**WHAT TO DO**.
Your response should give back each record exactly, word for word.

== RECORDS TO USE ==

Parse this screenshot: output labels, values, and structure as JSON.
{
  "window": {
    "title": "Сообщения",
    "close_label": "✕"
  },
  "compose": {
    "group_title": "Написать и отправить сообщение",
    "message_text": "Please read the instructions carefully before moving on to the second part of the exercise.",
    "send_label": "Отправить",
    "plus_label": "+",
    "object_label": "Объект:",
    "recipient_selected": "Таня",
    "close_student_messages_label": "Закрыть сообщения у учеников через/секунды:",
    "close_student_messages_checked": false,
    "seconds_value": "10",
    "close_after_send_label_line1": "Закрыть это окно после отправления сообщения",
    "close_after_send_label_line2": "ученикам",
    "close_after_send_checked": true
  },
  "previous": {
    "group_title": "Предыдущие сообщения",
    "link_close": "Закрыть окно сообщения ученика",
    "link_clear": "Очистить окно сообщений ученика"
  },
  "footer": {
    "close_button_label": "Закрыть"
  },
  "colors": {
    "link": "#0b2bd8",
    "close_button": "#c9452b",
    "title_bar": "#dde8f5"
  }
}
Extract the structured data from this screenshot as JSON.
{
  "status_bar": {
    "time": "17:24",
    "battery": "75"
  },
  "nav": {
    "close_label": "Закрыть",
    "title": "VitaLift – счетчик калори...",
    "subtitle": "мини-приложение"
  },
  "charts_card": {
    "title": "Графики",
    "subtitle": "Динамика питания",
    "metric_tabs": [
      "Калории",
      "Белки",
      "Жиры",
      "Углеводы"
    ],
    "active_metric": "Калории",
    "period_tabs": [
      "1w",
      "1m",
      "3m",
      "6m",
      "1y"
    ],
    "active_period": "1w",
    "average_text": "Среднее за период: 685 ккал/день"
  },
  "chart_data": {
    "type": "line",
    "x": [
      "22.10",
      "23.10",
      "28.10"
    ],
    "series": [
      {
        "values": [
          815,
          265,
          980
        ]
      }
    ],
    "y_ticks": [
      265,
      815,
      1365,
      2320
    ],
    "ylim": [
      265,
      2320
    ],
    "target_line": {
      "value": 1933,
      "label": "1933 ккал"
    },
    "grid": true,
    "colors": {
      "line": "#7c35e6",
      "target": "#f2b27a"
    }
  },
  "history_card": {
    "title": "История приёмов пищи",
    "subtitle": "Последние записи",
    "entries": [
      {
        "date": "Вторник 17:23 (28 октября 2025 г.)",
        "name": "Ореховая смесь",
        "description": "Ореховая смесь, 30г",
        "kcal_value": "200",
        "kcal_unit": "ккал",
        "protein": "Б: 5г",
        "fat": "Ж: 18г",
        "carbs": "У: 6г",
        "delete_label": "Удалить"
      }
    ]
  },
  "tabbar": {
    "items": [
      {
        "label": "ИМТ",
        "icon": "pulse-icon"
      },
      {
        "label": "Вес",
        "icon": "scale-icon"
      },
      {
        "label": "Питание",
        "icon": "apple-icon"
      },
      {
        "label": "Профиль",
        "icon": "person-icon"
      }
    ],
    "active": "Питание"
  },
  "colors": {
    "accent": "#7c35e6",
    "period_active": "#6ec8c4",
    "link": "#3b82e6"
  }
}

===

**WRITTEN ANSWER**.
Parse this screenshot: output labels, values, and structure as JSON.
{
  "window": {
    "title": "Сообщения",
    "close_label": "✕"
  },
  "compose": {
    "group_title": "Написать и отправить сообщение",
    "message_text": "Please read the instructions carefully before moving on to the second part of the exercise.",
    "send_label": "Отправить",
    "plus_label": "+",
    "object_label": "Объект:",
    "recipient_selected": "Таня",
    "close_student_messages_label": "Закрыть сообщения у учеников через/секунды:",
    "close_student_messages_checked": false,
    "seconds_value": "10",
    "close_after_send_label_line1": "Закрыть это окно после отправления сообщения",
    "close_after_send_label_line2": "ученикам",
    "close_after_send_checked": true
  },
  "previous": {
    "group_title": "Предыдущие сообщения",
    "link_close": "Закрыть окно сообщения ученика",
    "link_clear": "Очистить окно сообщений ученика"
  },
  "footer": {
    "close_button_label": "Закрыть"
  },
  "colors": {
    "link": "#0b2bd8",
    "close_button": "#c9452b",
    "title_bar": "#dde8f5"
  }
}
Extract the structured data from this screenshot as JSON.
{
  "status_bar": {
    "time": "17:24",
    "battery": "75"
  },
  "nav": {
    "close_label": "Закрыть",
    "title": "VitaLift – счетчик калори...",
    "subtitle": "мини-приложение"
  },
  "charts_card": {
    "title": "Графики",
    "subtitle": "Динамика питания",
    "metric_tabs": [
      "Калории",
      "Белки",
      "Жиры",
      "Углеводы"
    ],
    "active_metric": "Калории",
    "period_tabs": [
      "1w",
      "1m",
      "3m",
      "6m",
      "1y"
    ],
    "active_period": "1w",
    "average_text": "Среднее за период: 685 ккал/день"
  },
  "chart_data": {
    "type": "line",
    "x": [
      "22.10",
      "23.10",
      "28.10"
    ],
    "series": [
      {
        "values": [
          815,
          265,
          980
        ]
      }
    ],
    "y_ticks": [
      265,
      815,
      1365,
      2320
    ],
    "ylim": [
      265,
      2320
    ],
    "target_line": {
      "value": 1933,
      "label": "1933 ккал"
    },
    "grid": true,
    "colors": {
      "line": "#7c35e6",
      "target": "#f2b27a"
    }
  },
  "history_card": {
    "title": "История приёмов пищи",
    "subtitle": "Последние записи",
    "entries": [
      {
        "date": "Вторник 17:23 (28 октября 2025 г.)",
        "name": "Ореховая смесь",
        "description": "Ореховая смесь, 30г",
        "kcal_value": "200",
        "kcal_unit": "ккал",
        "protein": "Б: 5г",
        "fat": "Ж: 18г",
        "carbs": "У: 6г",
        "delete_label": "Удалить"
      }
    ]
  },
  "tabbar": {
    "items": [
      {
        "label": "ИМТ",
        "icon": "pulse-icon"
      },
      {
        "label": "Вес",
        "icon": "scale-icon"
      },
      {
        "label": "Питание",
        "icon": "apple-icon"
      },
      {
        "label": "Профиль",
        "icon": "person-icon"
      }
    ],
    "active": "Питание"
  },
  "colors": {
    "accent": "#7c35e6",
    "period_active": "#6ec8c4",
    "link": "#3b82e6"
  }
}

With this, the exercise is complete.